By AD 650 ancient medicine had taken on the form in which it was to dominate the theory and practice of medicine in the Greek East, and subsequently in the Muslim world and the Latin West, for a millennium - namely, Galenism. Learned doctors and other intellectuals were now agreed that the human body, organised anatomically and physiologically into three almost separate systems based on the brain, heart and liver, depended for its health ultimately on a balance between its four constituent humours, blood, bile, black bile and phlegm. This balance varied according to the individual's age and diet (in the broadest sense of the term), the season of the year and the environment, and determined not only physical but also mental well-being. It was a system standing firmly on the twin pillars of observation and logic, and gained added authority from the longevity of the theories on which it was based and from the ease with which it could be co-ordinated with other systems of thought such as Aristotelianism, Platonism and monotheism. It was not entirely immune to change, although its rhetoric of certainty did not allow for radical developments or more than a circumscribed area of disagreement. Such a theory, backed up by centuries of observations and apparently effective therapies, had deservedly triumphed. The vigorous debates of fifth-century BC Greece or second-century Rome were long gone: arguments over the interpretation of Galen had replaced disputes over alternatives to Galen. 1 How the pluralism of earlier medicine developed into this near-monolithic system and how it interacted with an increasingly desecularised world are the main themes of this chapter.

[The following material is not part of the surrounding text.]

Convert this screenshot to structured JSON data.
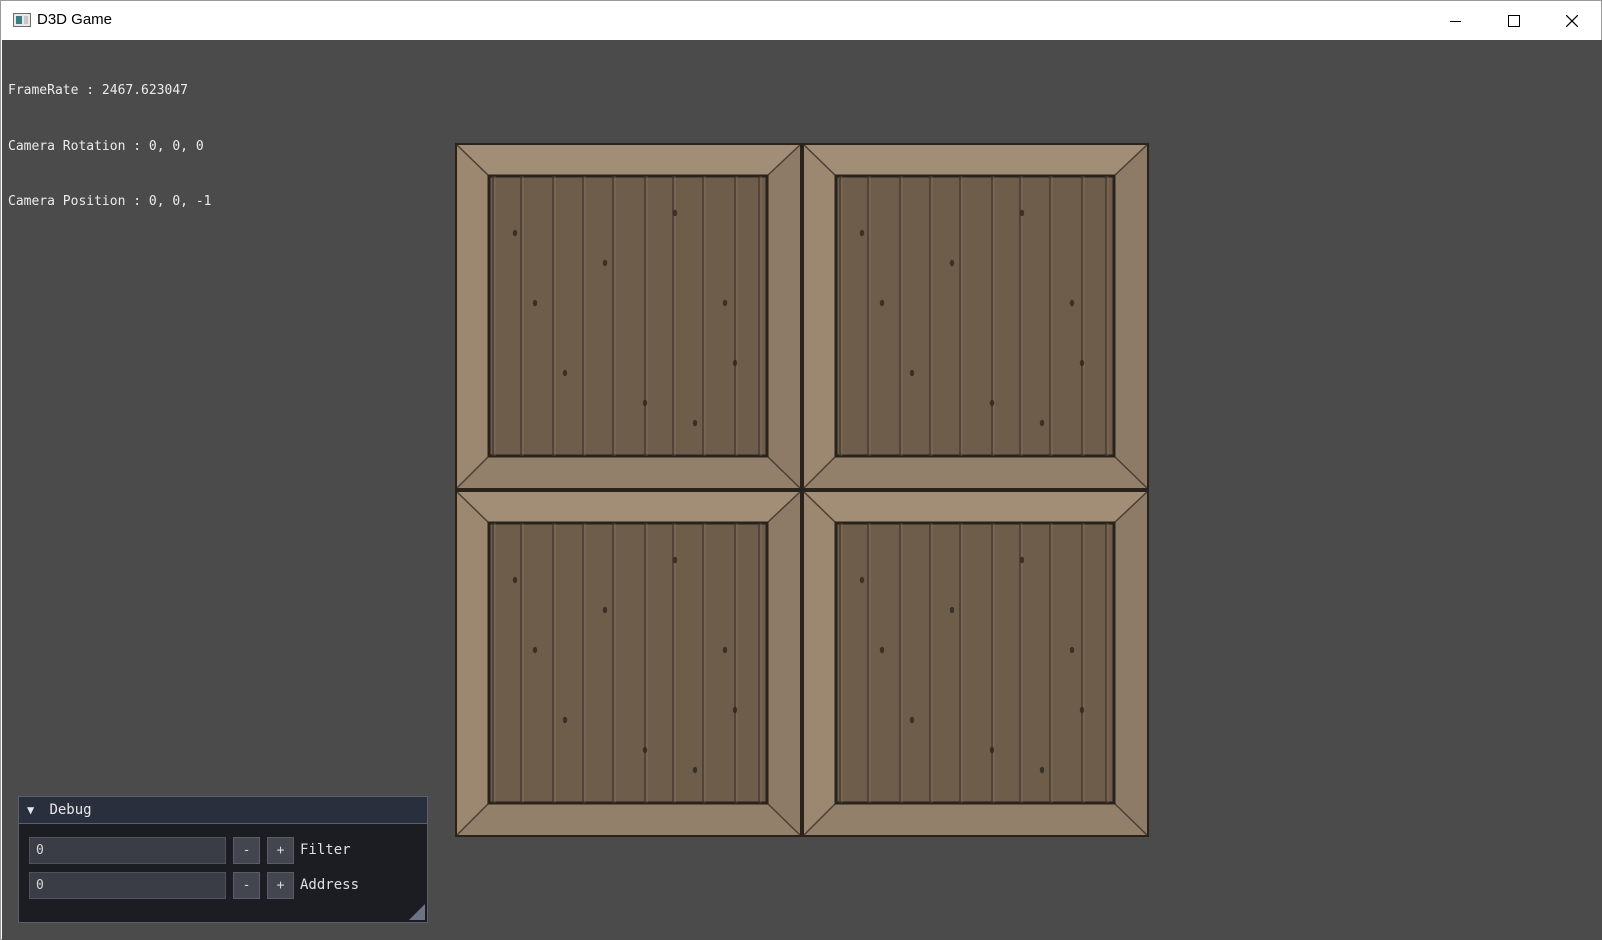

Any answer to the first question runs into an immediate difficulty. The century and a half that follows the death of Galen is a black hole in the history of medicine. No completely surviving text can be assigned with confidence to this period, except for Gargilius Martialis' book on Medicines from Fruits and Vegetables and a strongly Neoplatonist essay, preserved under the name of Galen, on the way in which the foetus receives its soul. 2 Several recipes for both animals and humans, as well as magical tricks and useful hints on everything from archery to surveying, were included by the Greek writer Julius Africanus in his Tapestries (Cestoi), written in the 220s. 3 A few scattered fragments of veterinary authors such as Theomnestus, writing around 326, and his slightly